Despite the criticism, the budget did include elements designed to open talks. Obama proposed to overhaul how companies pay taxes on offshore profits with a one-time 14% tax and a 19% tax rate going forward. The plan would pay for roughly half of a new $478-billion public-works program. Republicans have signaled their openness to such a proposal in the past.

Obama’s budget calls for ending the so-called sequestration restraints set to take effect this spring. Republicans also have expressed interest in removing the spending caps — although only for defense funding.

Obama indicated Monday that he was ready to use that support as leverage to win money for domestic programs.

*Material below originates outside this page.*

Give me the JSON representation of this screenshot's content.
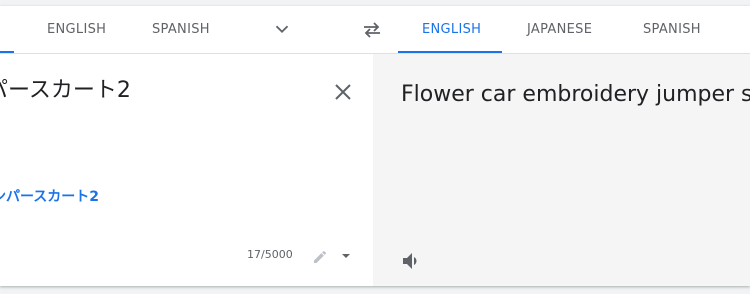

“I’m not going to accept a budget that locks in sequestration going forward,” Obama said, adding that he would oppose a deal that “severs the vital link” between defense spending and domestic priorities.

“Those two things go hand in hand,” he said.

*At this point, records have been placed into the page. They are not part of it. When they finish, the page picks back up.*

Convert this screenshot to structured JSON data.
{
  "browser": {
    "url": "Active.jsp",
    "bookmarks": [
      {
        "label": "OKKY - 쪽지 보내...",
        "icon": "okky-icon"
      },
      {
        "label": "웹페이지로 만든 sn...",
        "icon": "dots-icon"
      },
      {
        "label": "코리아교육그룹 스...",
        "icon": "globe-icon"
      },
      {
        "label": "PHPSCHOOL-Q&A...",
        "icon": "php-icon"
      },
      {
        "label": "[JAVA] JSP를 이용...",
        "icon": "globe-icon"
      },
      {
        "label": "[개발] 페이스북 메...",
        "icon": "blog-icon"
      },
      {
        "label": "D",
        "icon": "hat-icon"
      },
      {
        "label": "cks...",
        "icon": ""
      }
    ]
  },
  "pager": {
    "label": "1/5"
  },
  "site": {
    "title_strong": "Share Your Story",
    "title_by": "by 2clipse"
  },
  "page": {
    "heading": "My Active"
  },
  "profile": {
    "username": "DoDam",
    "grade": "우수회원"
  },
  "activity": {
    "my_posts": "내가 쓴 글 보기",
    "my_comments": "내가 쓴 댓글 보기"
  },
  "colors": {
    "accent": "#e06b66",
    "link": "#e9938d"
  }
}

Outside budget hawks, though, gave Obama poor marks for his approach to entitlement programs.

“Failing to address the drivers of the debt will ultimately undermine the president’s other priorities,” said Maya MacGuineas, president of the bipartisan Committee for a Responsible Federal Budget. “The focus on promoting investment today will do little good if our massive debt is choking the investments of tomorrow.”

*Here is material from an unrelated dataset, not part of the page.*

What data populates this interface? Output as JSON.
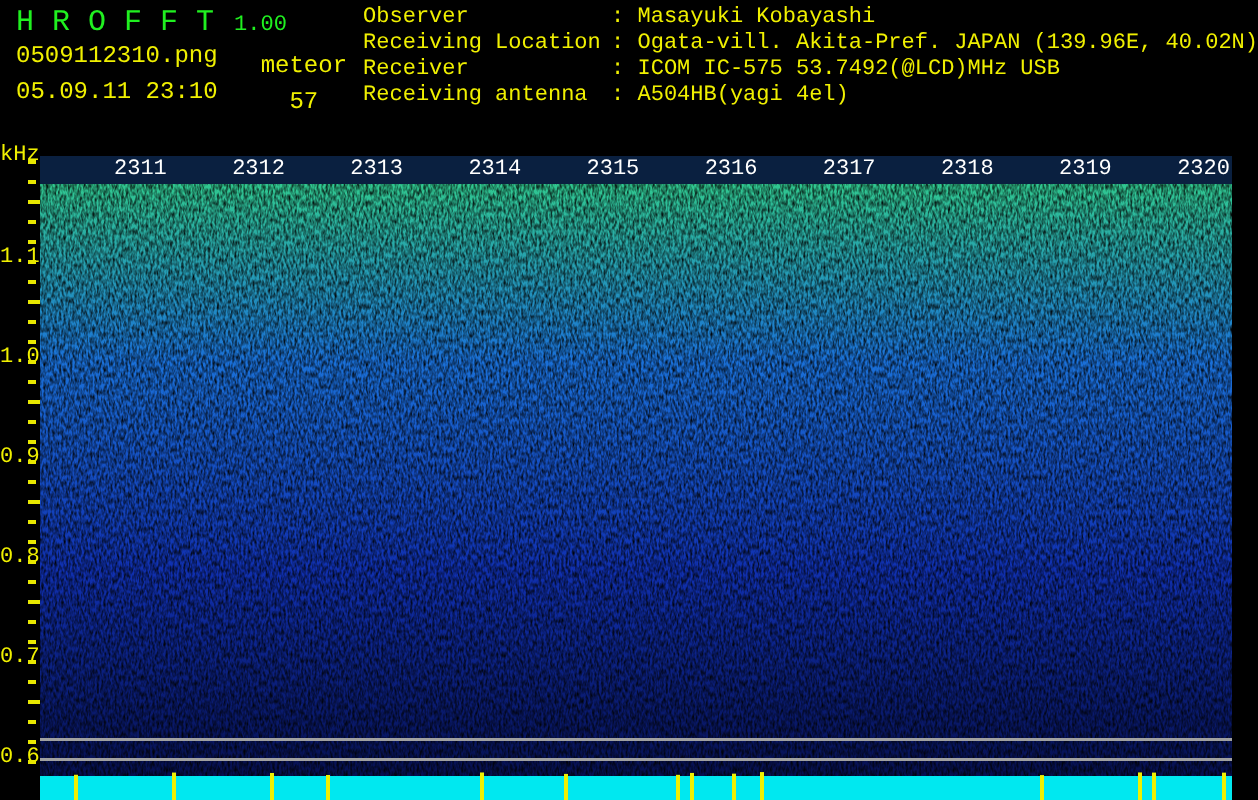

The budget does propose changes to Medicare designed to curb its share of total government spending. The administration is planning to expand initiatives designed to further slow Medicare spending, which has been growing at historically low levels in recent years.

Administration officials also suggested that an immigration overhaul — which the White House included in the budget, although it failed to pass the last Congress — would shore up Social Security.

Obama advisors say the immigration changes will strengthen the U.S. economy by boosting GDP growth, reducing the deficit, raising average wages for U.S.-born and immigrant workers, and increasing the size of the labor force and the number of workers paying into the system to support retirees.


Such arguments have done little to persuade Republicans to jump on a comprehensive overhaul of the immigration system, much less the deferred deportation program Obama announced after such legislation died last year.

Republicans view his move as an overreach of executive authority that must stop. The House pounced on the strategy of tying $39.7 billion for the Homeland Security Department to the requirement that none be used to implement Obama’s immigration executive action.

The Senate is expected to reject this approach. Though Republicans have a majority in the chamber, they are short of the votes needed to overcome a Democratic filibuster.

Opposition may not come just from Democrats; Republican senators also bristle at the House approach. Stopping the president’s immigration action would add $7.5 billion to the deficit over the next decade, largely because of lost tax revenue from the immigrants, a Congressional Budget Office report shows. That could amplify Republican concerns.

Elsewhere in the administration, the State Department’s proposed budget sets aside $3.5 billion to counter Islamic State militants, including efforts to strengthen opposition groups and to help refugees. It would devote $640 million to addressing “Russian aggression” in Eastern Europe, including $514 million to help Ukraine, officials said.

Foreign aid overall would increase 3%.

The Pentagon is set to receive $585 billion under a budget that seeks to rearm the military with weaponry for ongoing operations in Iraq and Syria, as well as provide funding to deal with escalating conflicts around the world.


And the Justice Department would see an increase of more than 5%. Much of the new money would go to ward off cyberthreats as seen with the recent hacking of Sony Pictures, to increase information-sharing among law enforcement agencies, and to fight violent extremism in the U.S.

Times staff writers Lisa Mascaro, Noam N. Levey, W.J. Hennigan, Richard A. Serrano and Paul Richter contributed to this report.